Traditional Owners, archaeologists and anthropologists have identified more than 13,300 significant ethnographic and archaeological sites on the company’s land in Pilbara, according to Rio Tinto. While the company has promised to review its systems regarding cultural preservation, in the submission it stated that “some impacts [on sites] are unavoidable” due to the amount of land area impacted by its bulk mining activity and the high density of heritage sites.

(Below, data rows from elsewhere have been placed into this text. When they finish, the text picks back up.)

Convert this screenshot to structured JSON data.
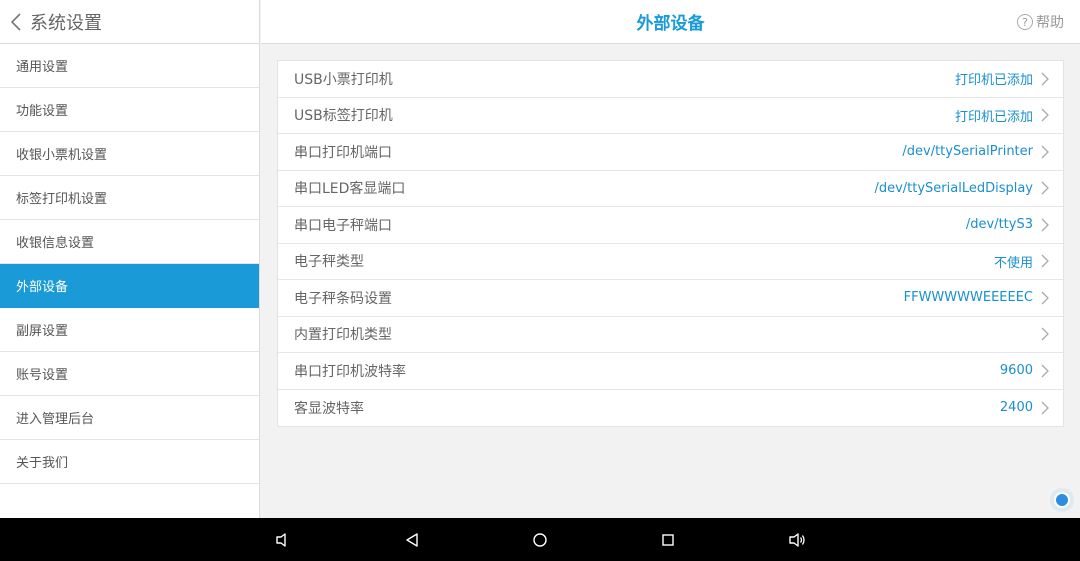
{
  "sidebar": {
    "title": "系统设置",
    "back_icon": "chevron-left-icon",
    "items": [
      {
        "label": "通用设置",
        "active": false
      },
      {
        "label": "功能设置",
        "active": false
      },
      {
        "label": "收银小票机设置",
        "active": false
      },
      {
        "label": "标签打印机设置",
        "active": false
      },
      {
        "label": "收银信息设置",
        "active": false
      },
      {
        "label": "外部设备",
        "active": true
      },
      {
        "label": "副屏设置",
        "active": false
      },
      {
        "label": "账号设置",
        "active": false
      },
      {
        "label": "进入管理后台",
        "active": false
      },
      {
        "label": "关于我们",
        "active": false
      }
    ]
  },
  "header": {
    "title": "外部设备",
    "help_label": "帮助",
    "help_icon_glyph": "?"
  },
  "settings": [
    {
      "label": "USB小票打印机",
      "value": "打印机已添加"
    },
    {
      "label": "USB标签打印机",
      "value": "打印机已添加"
    },
    {
      "label": "串口打印机端口",
      "value": "/dev/ttySerialPrinter"
    },
    {
      "label": "串口LED客显端口",
      "value": "/dev/ttySerialLedDisplay"
    },
    {
      "label": "串口电子秤端口",
      "value": "/dev/ttyS3"
    },
    {
      "label": "电子秤类型",
      "value": "不使用"
    },
    {
      "label": "电子秤条码设置",
      "value": "FFWWWWWEEEEEC"
    },
    {
      "label": "内置打印机类型",
      "value": ""
    },
    {
      "label": "串口打印机波特率",
      "value": "9600"
    },
    {
      "label": "客显波特率",
      "value": "2400"
    }
  ],
  "colors": {
    "accent": "#1a9ad6",
    "value_text": "#1a8fcf",
    "nav_bar": "#000000"
  },
  "nav_bar": {
    "icons": [
      "volume-down-icon",
      "back-triangle-icon",
      "home-circle-icon",
      "recents-square-icon",
      "volume-up-icon"
    ]
  }
}
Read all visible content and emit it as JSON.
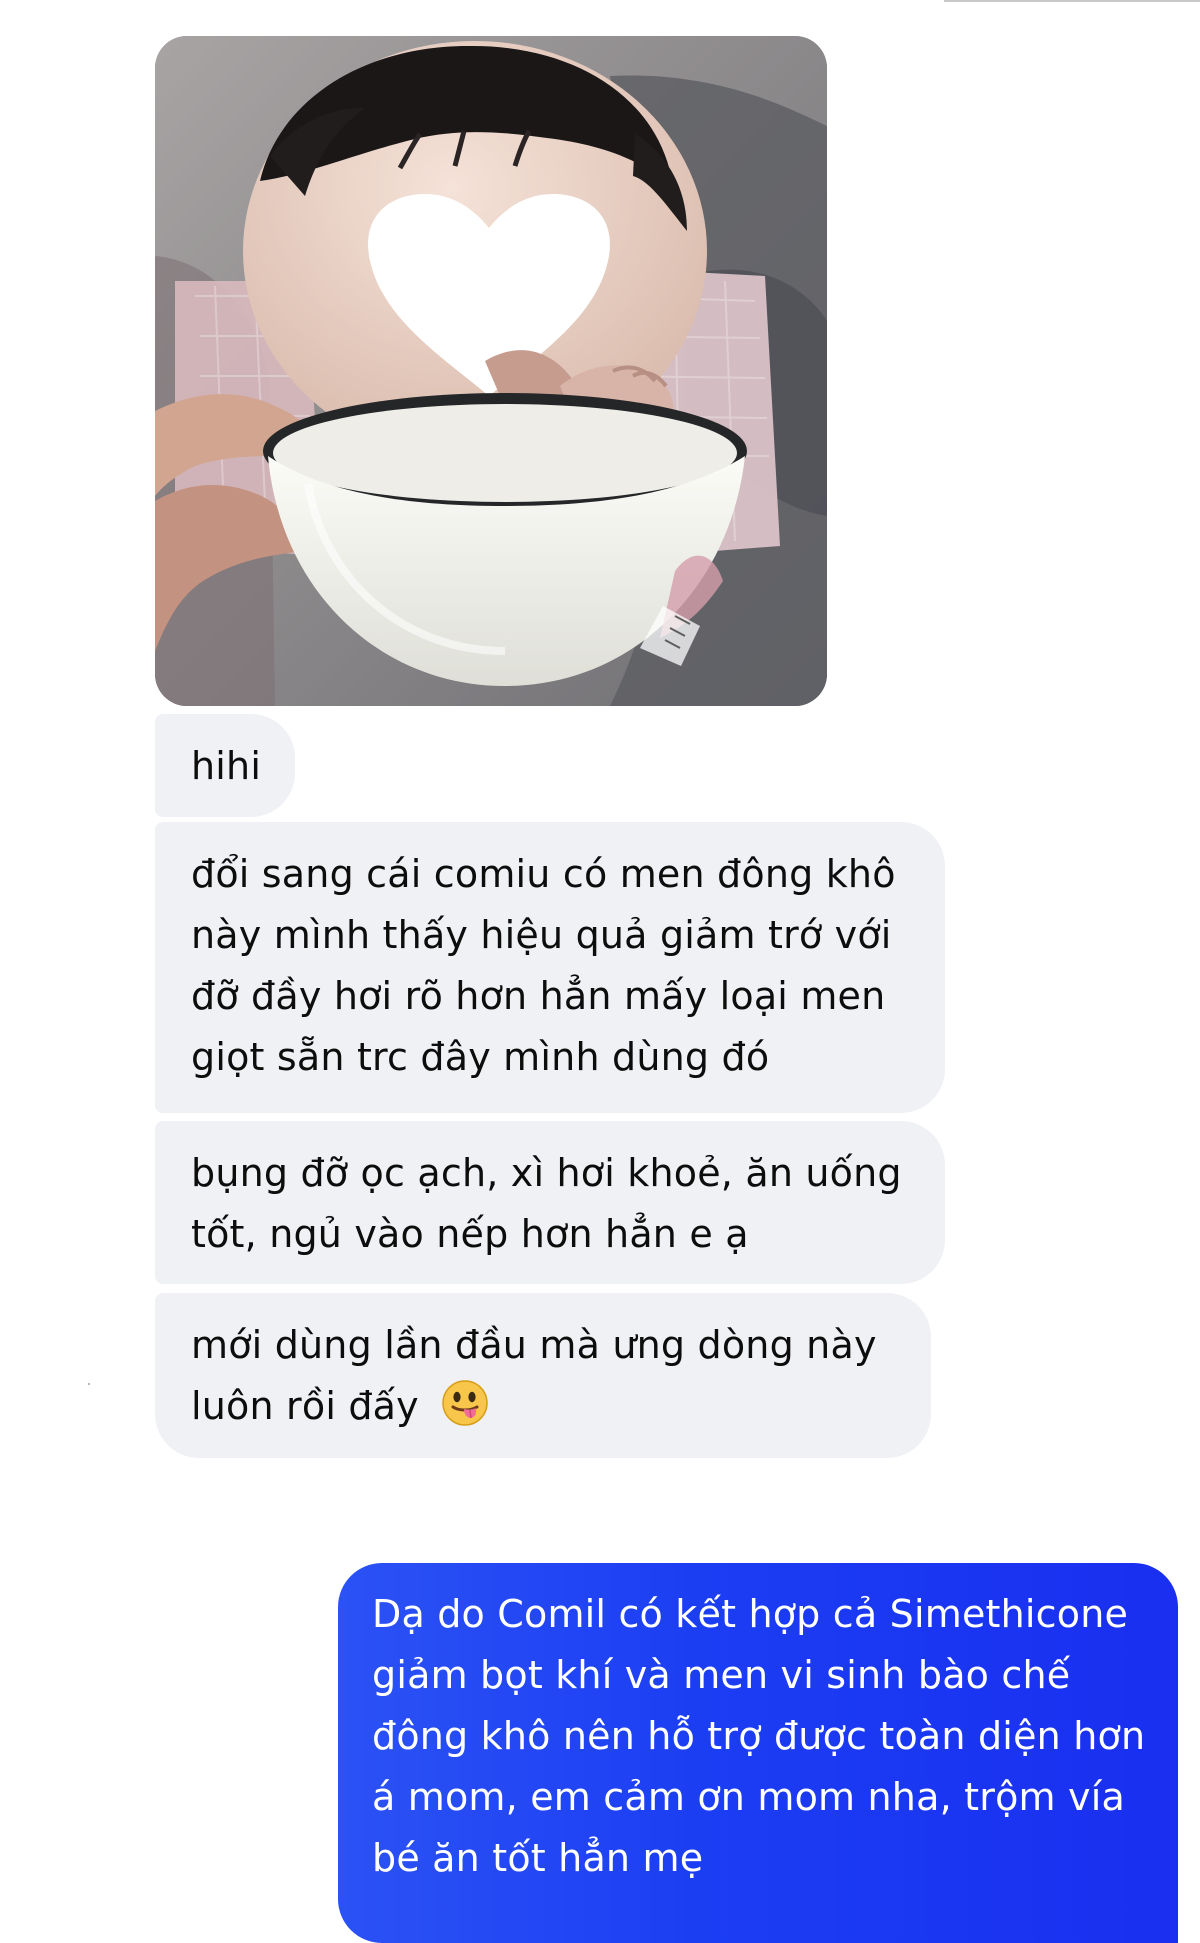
{
  "conversation": {
    "photo": {
      "emoji_overlay": "white-heart"
    },
    "incoming": [
      {
        "text": "hihi"
      },
      {
        "text": "đổi sang cái comiu có men đông khô này mình thấy hiệu quả giảm trớ với đỡ đầy hơi rõ hơn hẳn mấy loại men giọt sẵn trc đây mình dùng đó"
      },
      {
        "text": "bụng đỡ ọc ạch, xì hơi khoẻ, ăn uống tốt, ngủ vào nếp hơn hẳn e ạ"
      },
      {
        "text": "mới dùng lần đầu mà ưng dòng này luôn rồi đấy",
        "emoji": "tongue-emoji"
      }
    ],
    "outgoing": [
      {
        "text": "Dạ do Comil có kết hợp cả Simethicone giảm bọt khí và men vi sinh bào chế đông khô nên hỗ trợ được toàn diện hơn á mom, em cảm ơn mom nha, trộm vía bé ăn tốt hẳn mẹ"
      }
    ],
    "colors": {
      "incoming_bubble": "#f0f1f5",
      "outgoing_bubble": "#1f3ff2",
      "outgoing_text": "#ffffff"
    }
  }
}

In mid-June, the company launched a board-led review of its internal processes and governance relating to cultural heritage management. The review will try to identify improvements the company can implement to prevent future destruction of heritage sites with archaeological and cultural significance similar to the Juukan rock shelters. The company plans to complete the review and issue a final report to the public in October.